April 30, 2004

MUBC training camp

An almost clear desk and I've just got a few moments to relfect on magnificent Mimizan, south or Bordeaux, the location for the training camp.

Although I was working the whole time coaching rowing I have to say this was the best holiday of my life. Everybody had so much fun. Rowing 4 - 5 times a day, coaching rowing, sculling, canoeing, coxing, watching rowing videos (Boat Race, Gold Fever, videos taken at Mimizan and the Drivers' Union video of the journey overland with the boats), talking rowing and relaxing in the sun when it eventually came out.

Then there was the excellent French canteen cuisine. Local red wine with every meal. And the hospitality of our hosts! Bernard was not just any old coach driver collecting us from the airport. He fixed the coffee machine, mended our boats, put out buoys, he did everything. Except for his day off he seemed omnipresent and always wishing to help so that we all had a good time. He even apologised for the weather upon our arrival.

The weather was somewhat windy on the first few days. This did not stop Karen from attempting an atlantic crossing from Mimizan Plage on a body board. Dan dared to rescue her on his, earning a kiss as a result. Then he was called to excercise his diagnostic skills on Dave Elliott who had gone over during a touch rugby game and twisted his knee. Poor Dave, he's still out of the picture.

Then on the first training day we ran the first eight over some underwater object and seriously damaged the hull. Bernard to the rescue again.

So the camp was not without incident. Three people drew attention to themselves by suffering from exhaustion. It is easy after so much rowing every day to deplete the body of glycogen. A lot of training at low intensity is OK. The body burns fat mostly. But as soon a some hard work is undertaken, seat racing or timed pieces for example, then the tank is quickly emptied. Once empty is can take 48 hours to replenish. We had to call an ambulance for Speedy who was stretchered from the 2nd eight and could not even muster the energy to open his eyes. Oxygen revived him.

The objective of improving everybody's rowing was undoubtedly achieved. The women worked out that they had done six months worth of rowing in one week. At the end in a scratch regatta involving 6 eights the winnning crew contained one of the weakest girls. The crews were achieving ratings of 42 and nobody caught a crab. Actually all the crews looked really good together, which had been one of the week's objectives - to make each person sufficiently neutral so that they could be substituted into any crew and it would make little or no difference to how it sat.

The effectiveness of this strategy was demonstrated when the first and second men's eights were pitted against each other in a 2000m race in a brisk following wind.

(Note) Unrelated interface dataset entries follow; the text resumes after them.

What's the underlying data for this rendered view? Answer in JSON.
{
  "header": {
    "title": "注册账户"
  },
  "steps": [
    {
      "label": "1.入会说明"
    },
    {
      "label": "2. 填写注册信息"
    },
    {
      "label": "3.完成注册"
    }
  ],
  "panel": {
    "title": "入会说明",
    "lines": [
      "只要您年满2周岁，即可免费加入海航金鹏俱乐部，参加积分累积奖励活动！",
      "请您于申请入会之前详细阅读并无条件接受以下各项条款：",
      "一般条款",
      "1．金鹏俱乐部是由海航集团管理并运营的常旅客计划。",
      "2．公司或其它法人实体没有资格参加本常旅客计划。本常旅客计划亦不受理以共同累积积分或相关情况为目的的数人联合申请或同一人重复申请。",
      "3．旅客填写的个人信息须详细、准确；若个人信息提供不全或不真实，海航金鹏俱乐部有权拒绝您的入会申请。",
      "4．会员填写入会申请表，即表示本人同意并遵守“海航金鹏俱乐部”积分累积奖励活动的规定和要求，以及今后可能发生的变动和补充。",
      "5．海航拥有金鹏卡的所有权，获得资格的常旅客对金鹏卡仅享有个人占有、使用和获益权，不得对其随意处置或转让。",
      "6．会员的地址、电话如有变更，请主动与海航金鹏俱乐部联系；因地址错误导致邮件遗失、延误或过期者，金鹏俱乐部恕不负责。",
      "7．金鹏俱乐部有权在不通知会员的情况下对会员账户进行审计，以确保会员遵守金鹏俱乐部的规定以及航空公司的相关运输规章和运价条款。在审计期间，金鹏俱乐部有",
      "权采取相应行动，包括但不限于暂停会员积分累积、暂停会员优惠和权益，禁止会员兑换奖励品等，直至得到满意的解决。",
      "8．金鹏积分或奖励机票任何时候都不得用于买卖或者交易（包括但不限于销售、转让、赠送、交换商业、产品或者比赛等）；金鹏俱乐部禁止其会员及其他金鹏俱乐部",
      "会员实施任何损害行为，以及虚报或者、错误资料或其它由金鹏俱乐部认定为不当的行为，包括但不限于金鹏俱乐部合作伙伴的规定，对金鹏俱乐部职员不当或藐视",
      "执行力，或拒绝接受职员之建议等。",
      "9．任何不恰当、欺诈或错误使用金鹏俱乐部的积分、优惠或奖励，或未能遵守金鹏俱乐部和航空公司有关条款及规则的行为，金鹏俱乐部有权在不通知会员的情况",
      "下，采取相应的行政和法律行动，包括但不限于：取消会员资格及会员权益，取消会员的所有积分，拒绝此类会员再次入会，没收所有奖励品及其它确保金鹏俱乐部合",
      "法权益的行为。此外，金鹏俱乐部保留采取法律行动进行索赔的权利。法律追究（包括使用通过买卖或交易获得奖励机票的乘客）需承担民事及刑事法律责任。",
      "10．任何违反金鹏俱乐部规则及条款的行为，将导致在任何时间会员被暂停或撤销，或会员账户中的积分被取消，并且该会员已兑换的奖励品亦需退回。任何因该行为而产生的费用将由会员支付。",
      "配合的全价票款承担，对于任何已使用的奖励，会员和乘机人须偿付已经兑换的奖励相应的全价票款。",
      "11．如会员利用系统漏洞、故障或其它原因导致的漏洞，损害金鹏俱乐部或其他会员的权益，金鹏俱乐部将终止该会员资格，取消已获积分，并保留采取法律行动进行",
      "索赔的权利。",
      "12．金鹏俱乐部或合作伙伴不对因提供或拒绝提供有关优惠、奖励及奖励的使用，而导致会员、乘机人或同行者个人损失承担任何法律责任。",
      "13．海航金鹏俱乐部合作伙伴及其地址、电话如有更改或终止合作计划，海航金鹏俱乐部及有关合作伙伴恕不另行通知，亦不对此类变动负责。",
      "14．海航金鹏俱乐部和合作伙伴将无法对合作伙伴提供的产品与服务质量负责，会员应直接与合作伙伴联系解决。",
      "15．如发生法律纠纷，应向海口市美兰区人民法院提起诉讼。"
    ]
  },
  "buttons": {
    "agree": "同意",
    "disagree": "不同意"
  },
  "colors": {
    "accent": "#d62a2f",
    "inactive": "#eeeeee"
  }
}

Ben (stroke of the 1st Novice men's eight), miraculously recovered from a recent hit and run accident, stepped into Dan's shoes in the first eight, as Dan had had to return to Manchester, and promptly went under 6 minutes for the 2000m.

OK the wind was strong. But we had an average start, and the boat had a big scratch down its whole length and the heights were set too low so that in the rough water the crew was a little troubled. Equally enouraging was the performance of the 2nd VIII who clocked a remarkable 6.11.

So with two very strong men's eights and two very strong men's novice VIIIs Manchester look well prepared to take BUSA by storm.

The development of the women's side is about two years behind that of the men and most of them are novice. But amongst them are some excellent athletes and some great personalities, some of whom were unable to attend the camp. Their rowing came on leaps and bounds and after seat racing they were divided into a first and second group.

Almost immediately after this pauvre Clover got tenosynovitis so she didn't receive much coaching. Whereas formerly I would have put this injury down to her rowing technique and overuse, now I am of the opinion that her recent fall down some stairs is the cause.

Lizzy went sculling and then rowing in a pair (with Alice who seemed to strike up a relationship with everybody including Bernard by the end of the week) for the first time since women's Henley. Lizzy has really missed her rowing so she was delighted. She also seemed pleased at the opportunity to don all my protective clothing and shout at me with my megaphone when I went double sculling with Nick. There are some amusing photos and some video, which I have yet to see, of this incident.

Most amusing incident of the week had to be witnessing Martin rolling out of his single during a sculling race in the regatta on the last day. He put on a brave face.

We were all sad to leave and it was difficult to adjust to normal life upon return to England. But we'll be back next year, for sure, with an even bigger and better group.

Special thanks to Stuart Travis for orgnanising flights, Evan Bickmore for taking on so much responsibility, Paul Prestine for interpreting and for finding Mimizan in the first place, Nick Aldridge, Lizzy, Nick Ireland, Stuart and Anton for assisting with the coaching, Clare, Lou and Pete for doing so so much coxing and finally Evan, Nick and Graham for getting the boats there. What a great team. What a great club.

Posted by Stephen Walker at 11:00 AM